The Missouri Supreme Court held in McCracken v. Wal-Mart Stores East, L. P. 298 S.W. 3rd 473 (Mo. Banc 2009) that an employee of Interstate Bakeries (IBC) was not the statutory employee of Wal-Mart thus allowing a civil cause of action to be pursued against Wal-Mart. On November 19, 2004 McCracken, an employee of IBC, was delivering bread to Wal-Mart and his duties included unloading full bread racks in the receiving area and then after other IBC employees stocked IBC’s bread products on Wal-Mart’s shelves, he would place the empty bread racks back in the truck. While in the receiving area, McCracken was injured when a Wal-Mart employee shoved an empty bread rack weighing 650 pounds into him as he was lining up empty bread racks to be placed back into the IBC truck. McCracken sustained injuries to his shoulder and arm and filed a workers’ compensation claim. The workers’ compensation claim was settled and then McCracken filed a personal injury suit against Wal-Mart in Greene County, Missouri Circuit Court alleging he was injured due to the negligence of the Wal-Mart employee shoving the bread rack into him. The trial court determined McCracken was a statutory employee of Wal-Mart and that the exclusivity provisions of the workers’ compensation Act limited him to recovering workers’ compensation benefits only and thereby ordered dismissal of his civil cause of action. The case was appealed and ultimately made its way to the Missouri Supreme Court. The Supreme Court reversed the trial court’s dismissal of McCracken’s personal injury case ruling that he was not a statutory employee of Wal-Mart.

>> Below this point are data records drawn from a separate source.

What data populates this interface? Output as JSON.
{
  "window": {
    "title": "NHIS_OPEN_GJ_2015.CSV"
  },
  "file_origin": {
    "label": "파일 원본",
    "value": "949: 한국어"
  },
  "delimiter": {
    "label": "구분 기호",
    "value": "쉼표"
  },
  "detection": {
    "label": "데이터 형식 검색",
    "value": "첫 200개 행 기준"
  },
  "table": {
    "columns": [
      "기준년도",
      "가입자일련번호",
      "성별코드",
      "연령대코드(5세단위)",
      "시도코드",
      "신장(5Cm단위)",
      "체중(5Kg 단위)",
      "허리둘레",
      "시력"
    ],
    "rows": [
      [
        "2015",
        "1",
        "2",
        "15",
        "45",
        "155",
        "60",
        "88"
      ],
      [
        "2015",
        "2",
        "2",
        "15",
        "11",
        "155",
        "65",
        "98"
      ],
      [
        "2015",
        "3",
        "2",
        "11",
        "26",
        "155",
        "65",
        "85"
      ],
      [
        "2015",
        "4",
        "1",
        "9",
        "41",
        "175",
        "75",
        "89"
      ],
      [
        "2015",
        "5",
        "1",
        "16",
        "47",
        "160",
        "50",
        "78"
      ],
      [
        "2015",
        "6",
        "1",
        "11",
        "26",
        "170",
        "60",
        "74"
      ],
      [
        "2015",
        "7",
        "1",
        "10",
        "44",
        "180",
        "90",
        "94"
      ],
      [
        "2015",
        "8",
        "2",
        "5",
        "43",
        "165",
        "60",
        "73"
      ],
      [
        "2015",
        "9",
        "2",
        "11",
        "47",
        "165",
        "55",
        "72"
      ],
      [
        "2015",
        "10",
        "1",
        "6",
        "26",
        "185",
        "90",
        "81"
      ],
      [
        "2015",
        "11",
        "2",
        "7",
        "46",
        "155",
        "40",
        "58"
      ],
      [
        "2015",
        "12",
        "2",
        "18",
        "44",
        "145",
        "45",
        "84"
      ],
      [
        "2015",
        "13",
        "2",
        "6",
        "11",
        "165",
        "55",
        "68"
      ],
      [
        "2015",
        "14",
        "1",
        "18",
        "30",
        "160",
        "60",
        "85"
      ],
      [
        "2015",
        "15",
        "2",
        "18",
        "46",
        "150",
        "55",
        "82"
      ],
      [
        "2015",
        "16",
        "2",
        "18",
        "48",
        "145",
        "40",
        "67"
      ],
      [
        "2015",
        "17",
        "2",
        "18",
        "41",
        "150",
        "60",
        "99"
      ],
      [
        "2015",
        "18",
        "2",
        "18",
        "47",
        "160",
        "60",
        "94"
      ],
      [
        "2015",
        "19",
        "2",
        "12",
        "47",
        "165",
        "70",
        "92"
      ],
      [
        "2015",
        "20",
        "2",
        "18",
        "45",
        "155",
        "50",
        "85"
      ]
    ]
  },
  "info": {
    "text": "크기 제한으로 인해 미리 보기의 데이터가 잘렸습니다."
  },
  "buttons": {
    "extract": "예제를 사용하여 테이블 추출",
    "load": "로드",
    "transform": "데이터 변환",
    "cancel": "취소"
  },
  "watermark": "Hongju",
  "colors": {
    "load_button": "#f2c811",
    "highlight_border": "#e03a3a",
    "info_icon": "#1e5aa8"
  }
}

The Supreme Court determined the issue in these cases is the real role and relationship between the injured individual and the alleged statutory employer. They concluded McCracken was a delivery driver for a supplier IBC, and that Wal-Mart was a buyer. By delivering a product, McCracken’s role was to equip Wal-Mart for business, but not to engage in its business himself. Delivering product was a regular part of McCracken’s employer IBC, but not Wal-Mart. The court concluded the record made it clear Wal-Mart was not McCracken’s statutory employer. It reversed and remanded McCracken’s civil case against Wal-Mart for trial. The court also noted the Legislature amended the workers’ compensation Act in 2005 eliminating giving the Act a liberal reading and deciding close cases in favor of workers’ compensation coverage. The 2005 amendments replaced liberal construction of the Act with strict construction, and the Supreme Court indicated construing the Act’s provisions strictly confirmed the conclusion that the trial court erred in holding that McCracken was a statutory employee of Wal-Mart.

The practical effect of this Supreme Court holding is essentially that an employee may have another avenue of recovery in a civil court when the pertinent sections of the workers’ compensation Act are construed strictly.

Personal Injury
Asbestos Exposure/Mesothelioma
workers compensation